§ **Records from a data source**
────────────────

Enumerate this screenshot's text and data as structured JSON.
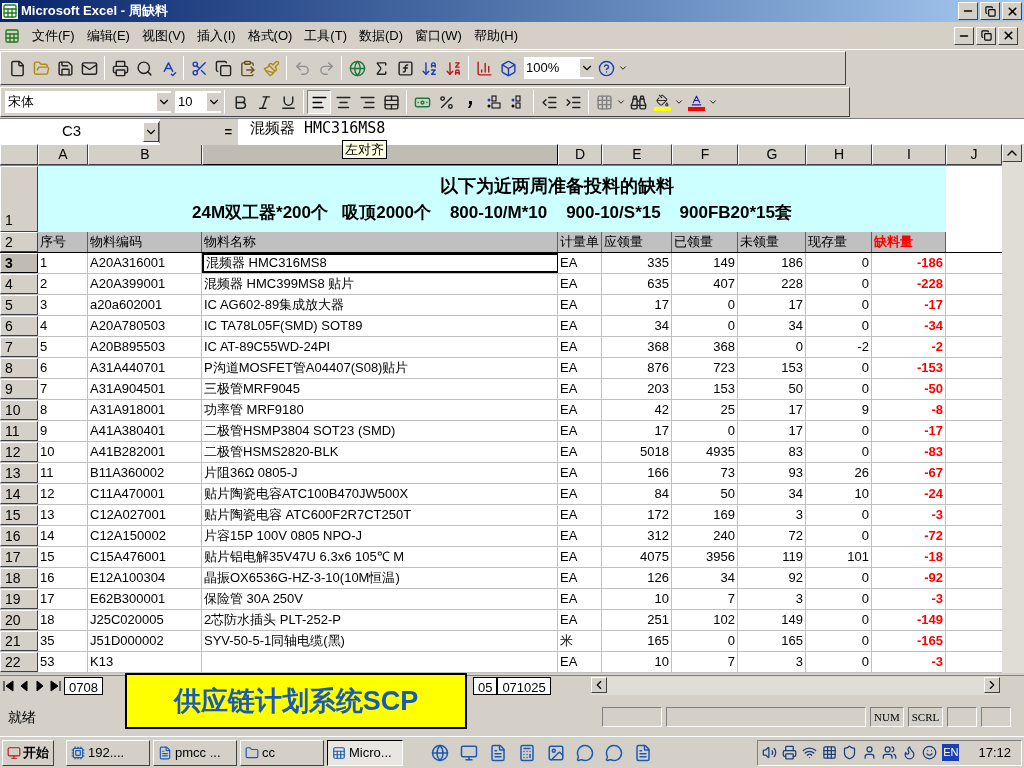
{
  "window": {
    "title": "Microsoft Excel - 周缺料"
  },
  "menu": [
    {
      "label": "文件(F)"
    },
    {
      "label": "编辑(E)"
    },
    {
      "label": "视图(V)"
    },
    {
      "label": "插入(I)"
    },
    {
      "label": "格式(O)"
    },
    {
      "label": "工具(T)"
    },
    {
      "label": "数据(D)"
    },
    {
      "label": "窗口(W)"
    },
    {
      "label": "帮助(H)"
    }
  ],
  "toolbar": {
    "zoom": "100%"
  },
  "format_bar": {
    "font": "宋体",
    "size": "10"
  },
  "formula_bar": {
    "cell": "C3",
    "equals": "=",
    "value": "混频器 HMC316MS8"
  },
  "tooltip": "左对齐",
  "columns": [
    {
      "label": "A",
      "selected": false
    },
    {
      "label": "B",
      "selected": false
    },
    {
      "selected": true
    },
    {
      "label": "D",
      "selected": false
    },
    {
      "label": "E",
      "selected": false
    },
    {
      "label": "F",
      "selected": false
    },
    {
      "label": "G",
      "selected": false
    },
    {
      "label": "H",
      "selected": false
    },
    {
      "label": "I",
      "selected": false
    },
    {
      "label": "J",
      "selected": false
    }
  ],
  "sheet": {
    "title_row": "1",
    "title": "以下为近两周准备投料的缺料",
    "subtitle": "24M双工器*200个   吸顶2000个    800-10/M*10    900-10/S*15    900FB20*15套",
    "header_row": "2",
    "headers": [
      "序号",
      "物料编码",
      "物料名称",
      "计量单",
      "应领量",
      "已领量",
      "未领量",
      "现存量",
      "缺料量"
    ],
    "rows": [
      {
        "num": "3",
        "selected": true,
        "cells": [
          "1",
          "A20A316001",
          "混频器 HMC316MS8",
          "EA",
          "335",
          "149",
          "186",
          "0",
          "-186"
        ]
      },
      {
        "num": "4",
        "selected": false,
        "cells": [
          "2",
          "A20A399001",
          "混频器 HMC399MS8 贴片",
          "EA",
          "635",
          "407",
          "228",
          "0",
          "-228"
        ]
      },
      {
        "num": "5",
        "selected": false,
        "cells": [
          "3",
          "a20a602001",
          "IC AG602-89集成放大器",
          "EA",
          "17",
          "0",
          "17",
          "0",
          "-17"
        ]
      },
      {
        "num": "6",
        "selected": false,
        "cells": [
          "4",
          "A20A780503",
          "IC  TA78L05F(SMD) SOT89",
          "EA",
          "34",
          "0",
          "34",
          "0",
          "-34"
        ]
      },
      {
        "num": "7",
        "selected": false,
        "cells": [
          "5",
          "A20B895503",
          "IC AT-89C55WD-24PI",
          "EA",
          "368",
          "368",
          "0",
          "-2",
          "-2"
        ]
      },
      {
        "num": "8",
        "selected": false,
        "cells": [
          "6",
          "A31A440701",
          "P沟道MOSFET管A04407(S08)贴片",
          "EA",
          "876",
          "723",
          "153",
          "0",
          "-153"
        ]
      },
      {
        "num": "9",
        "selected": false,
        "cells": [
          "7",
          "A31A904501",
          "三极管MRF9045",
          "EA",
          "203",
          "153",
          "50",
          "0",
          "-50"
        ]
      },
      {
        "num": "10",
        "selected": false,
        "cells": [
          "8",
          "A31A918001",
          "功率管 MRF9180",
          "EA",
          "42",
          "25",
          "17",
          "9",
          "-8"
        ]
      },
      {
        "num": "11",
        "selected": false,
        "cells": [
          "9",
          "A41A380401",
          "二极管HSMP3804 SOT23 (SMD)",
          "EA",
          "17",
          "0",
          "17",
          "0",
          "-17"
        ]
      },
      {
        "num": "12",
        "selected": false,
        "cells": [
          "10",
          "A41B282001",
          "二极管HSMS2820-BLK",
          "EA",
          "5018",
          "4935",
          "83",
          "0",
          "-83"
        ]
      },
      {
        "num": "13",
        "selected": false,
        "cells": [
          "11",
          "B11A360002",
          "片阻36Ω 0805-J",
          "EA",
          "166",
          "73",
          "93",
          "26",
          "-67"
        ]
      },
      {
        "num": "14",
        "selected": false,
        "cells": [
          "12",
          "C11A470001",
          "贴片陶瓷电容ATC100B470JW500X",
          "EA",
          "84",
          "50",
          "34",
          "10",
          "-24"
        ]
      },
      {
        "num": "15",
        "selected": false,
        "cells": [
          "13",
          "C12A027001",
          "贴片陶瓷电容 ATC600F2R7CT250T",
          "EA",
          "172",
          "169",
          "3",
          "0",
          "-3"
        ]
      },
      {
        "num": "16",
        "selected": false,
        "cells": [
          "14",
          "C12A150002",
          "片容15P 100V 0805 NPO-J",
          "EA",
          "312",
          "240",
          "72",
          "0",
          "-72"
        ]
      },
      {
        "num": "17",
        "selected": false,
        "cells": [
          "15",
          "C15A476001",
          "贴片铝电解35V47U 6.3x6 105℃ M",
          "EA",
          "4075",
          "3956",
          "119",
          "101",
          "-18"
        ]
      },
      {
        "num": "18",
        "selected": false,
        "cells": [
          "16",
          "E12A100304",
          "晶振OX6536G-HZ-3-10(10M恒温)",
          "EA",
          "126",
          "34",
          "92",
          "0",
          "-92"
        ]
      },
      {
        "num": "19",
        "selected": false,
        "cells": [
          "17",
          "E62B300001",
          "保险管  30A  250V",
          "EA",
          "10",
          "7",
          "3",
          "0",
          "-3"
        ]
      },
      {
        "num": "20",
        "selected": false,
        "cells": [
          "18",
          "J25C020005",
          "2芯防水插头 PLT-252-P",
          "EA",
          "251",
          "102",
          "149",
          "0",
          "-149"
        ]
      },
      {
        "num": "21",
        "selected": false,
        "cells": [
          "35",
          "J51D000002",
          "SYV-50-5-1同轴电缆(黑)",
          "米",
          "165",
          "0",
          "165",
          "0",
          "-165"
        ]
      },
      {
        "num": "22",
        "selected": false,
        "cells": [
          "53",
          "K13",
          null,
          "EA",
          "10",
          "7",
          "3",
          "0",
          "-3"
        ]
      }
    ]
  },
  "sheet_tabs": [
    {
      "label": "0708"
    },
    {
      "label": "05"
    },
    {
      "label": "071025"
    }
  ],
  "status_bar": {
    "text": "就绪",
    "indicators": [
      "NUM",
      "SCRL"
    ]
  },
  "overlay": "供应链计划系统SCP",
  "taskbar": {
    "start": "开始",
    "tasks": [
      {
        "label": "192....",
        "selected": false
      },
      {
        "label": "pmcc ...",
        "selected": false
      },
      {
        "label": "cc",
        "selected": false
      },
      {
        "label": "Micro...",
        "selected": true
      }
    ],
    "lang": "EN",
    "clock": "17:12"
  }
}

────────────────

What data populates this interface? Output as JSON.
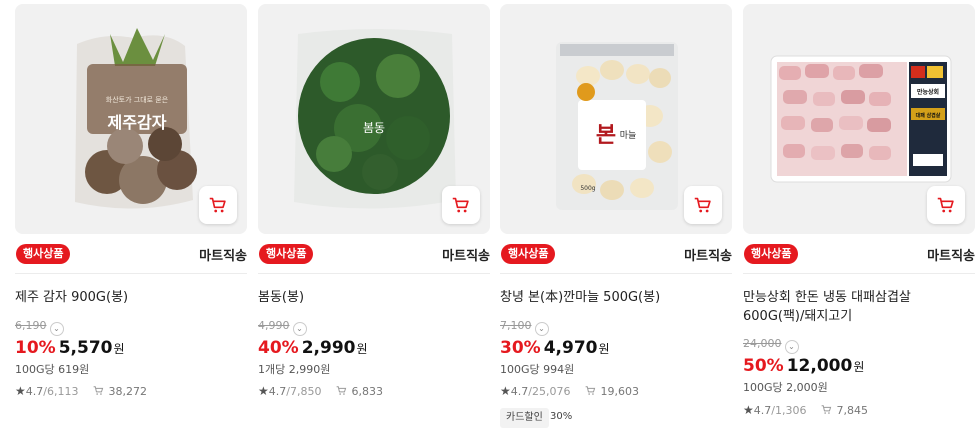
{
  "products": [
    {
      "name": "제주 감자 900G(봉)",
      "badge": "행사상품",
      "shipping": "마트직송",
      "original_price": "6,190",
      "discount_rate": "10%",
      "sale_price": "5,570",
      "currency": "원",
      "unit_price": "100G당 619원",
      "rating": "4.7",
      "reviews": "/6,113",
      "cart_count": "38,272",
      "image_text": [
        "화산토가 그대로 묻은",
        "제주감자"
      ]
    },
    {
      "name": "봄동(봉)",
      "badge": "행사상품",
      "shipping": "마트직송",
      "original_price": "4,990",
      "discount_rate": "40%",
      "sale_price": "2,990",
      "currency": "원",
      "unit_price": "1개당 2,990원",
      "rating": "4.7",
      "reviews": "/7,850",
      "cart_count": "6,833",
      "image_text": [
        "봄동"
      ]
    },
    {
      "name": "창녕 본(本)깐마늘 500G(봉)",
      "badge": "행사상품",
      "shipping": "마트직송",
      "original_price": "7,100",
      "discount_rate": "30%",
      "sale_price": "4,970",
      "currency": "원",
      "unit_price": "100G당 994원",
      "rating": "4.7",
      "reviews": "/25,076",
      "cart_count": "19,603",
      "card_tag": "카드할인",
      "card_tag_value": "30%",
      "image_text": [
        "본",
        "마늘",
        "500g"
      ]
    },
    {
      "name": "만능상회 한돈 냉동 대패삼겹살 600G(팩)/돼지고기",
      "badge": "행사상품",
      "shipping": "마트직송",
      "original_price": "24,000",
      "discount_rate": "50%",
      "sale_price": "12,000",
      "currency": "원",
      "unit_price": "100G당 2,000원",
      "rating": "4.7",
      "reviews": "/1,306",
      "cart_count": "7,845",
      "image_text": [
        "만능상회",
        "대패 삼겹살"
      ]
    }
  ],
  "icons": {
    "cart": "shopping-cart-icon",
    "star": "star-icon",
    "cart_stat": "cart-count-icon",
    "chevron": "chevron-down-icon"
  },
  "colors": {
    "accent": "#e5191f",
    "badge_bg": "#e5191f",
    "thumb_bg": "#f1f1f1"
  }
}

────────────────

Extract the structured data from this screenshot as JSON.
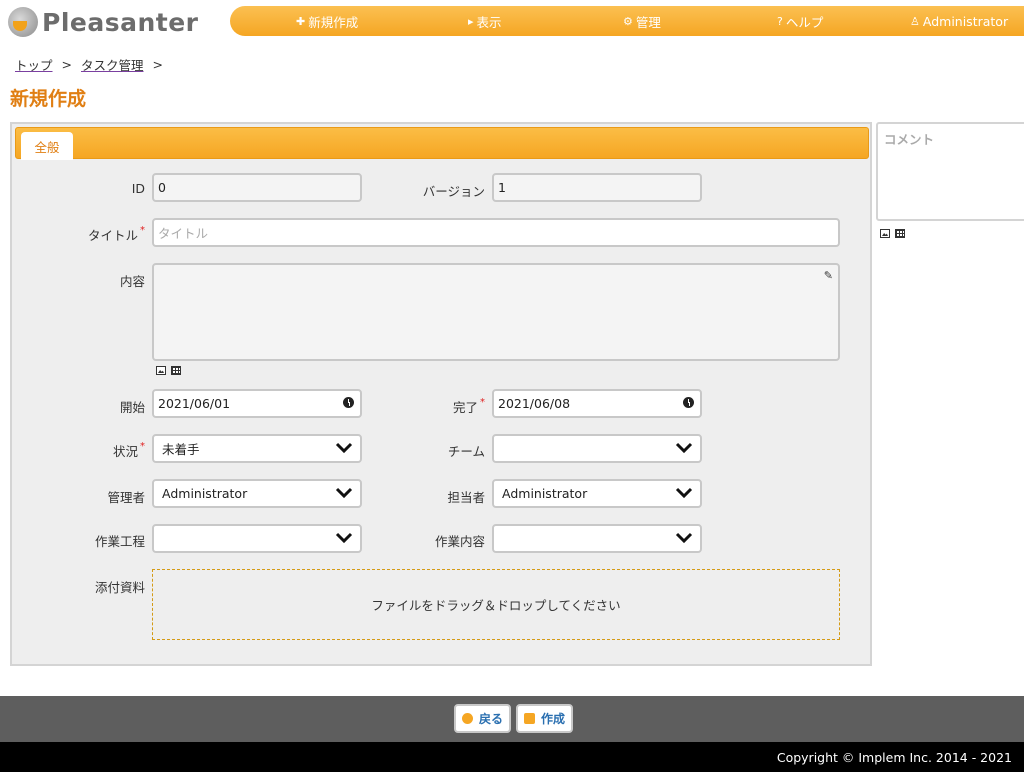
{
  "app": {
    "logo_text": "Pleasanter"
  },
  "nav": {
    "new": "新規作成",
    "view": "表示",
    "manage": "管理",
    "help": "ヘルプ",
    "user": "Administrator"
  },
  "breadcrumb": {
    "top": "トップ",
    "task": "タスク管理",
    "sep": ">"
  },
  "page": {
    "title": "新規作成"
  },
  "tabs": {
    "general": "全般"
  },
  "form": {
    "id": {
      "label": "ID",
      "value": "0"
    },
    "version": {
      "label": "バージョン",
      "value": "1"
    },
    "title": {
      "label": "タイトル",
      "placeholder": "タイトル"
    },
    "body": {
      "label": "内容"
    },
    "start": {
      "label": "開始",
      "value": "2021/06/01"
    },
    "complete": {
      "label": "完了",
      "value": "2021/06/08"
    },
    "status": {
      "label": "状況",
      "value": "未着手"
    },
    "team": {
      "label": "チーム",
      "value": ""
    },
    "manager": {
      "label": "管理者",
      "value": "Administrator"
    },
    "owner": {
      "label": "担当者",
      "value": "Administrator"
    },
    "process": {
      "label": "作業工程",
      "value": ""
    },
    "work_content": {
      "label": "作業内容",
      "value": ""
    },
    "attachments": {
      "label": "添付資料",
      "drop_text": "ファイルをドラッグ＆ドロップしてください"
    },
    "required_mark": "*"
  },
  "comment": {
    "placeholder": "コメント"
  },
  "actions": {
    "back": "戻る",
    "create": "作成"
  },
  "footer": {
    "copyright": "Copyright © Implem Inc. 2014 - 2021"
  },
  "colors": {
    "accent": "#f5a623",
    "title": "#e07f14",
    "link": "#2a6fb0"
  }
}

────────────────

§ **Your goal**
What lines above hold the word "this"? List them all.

§ **Solution**
Enumerate this screenshot's text and data as structured JSON.
What data populates this interface? Output as JSON.
Extract the structured data from this screenshot as JSON.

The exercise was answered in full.